From an accomplished historian comes an uncompromising look at the pervasive racism in Hollywood, as seen through the life and times of actress Hattie McDaniel
Hattie McDaniel is best known for her performance as Mammy, the sassy foil to Scarlett O’Hara in the movie classic Gone with the Wind. Her powerful performance won her an Oscar® and bolstered the hopes of black Hollywood that the entertainment industry was finally ready to write more multidimensional, fully-realized roles for blacks.
But despite this victory, and pleas by organizations such as the NAACP and SAG, roles for blacks continued to denigrate the African American experience. So Hattie McDaniel continued to play servants. “I’d rather play a maid then be a maid,” Hattie McDaniel answered her critics, but her flip response belied a woman who was emotionally conflicted. Here, in an exhaustively detailed and incisive text by a talented historian, is the story of a valiant woman who defied the racism of her time.

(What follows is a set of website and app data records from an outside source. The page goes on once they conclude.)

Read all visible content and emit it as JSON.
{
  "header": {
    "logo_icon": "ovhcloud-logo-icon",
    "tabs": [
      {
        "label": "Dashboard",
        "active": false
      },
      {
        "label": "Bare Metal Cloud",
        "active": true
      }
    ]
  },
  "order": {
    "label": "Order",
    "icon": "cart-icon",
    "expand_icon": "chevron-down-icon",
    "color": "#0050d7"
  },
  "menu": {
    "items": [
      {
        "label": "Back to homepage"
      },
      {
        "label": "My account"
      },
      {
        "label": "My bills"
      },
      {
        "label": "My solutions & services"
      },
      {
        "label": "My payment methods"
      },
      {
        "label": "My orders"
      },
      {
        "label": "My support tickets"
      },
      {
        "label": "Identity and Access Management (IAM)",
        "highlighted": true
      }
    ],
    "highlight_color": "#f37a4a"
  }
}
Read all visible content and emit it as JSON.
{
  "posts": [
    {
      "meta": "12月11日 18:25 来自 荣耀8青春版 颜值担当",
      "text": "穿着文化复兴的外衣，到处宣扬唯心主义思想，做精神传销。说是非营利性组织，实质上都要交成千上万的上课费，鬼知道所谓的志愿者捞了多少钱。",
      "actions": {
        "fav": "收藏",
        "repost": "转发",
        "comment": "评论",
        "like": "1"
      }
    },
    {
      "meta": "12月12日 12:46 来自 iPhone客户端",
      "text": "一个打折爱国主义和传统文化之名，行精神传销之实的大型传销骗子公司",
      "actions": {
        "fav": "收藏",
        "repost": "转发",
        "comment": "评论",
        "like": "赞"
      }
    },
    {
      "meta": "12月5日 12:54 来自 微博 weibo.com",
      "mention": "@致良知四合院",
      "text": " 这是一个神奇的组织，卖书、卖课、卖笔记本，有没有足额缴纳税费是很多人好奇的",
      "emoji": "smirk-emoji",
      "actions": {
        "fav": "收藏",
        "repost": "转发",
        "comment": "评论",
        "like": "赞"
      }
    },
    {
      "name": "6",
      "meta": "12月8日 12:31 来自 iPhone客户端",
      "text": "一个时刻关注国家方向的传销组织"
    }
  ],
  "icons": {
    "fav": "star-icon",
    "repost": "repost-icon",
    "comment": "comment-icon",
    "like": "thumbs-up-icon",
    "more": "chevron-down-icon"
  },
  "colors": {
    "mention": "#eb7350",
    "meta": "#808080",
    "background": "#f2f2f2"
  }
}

A professor of history at California State University and the coordinator of the film studies program at California State University, San Marcos, Jill Watts has written two previous books, God, Harlem U.S.A.: The Father Divine Story and Mae West: An Icon in Black and White. She lives in San Marcos, California.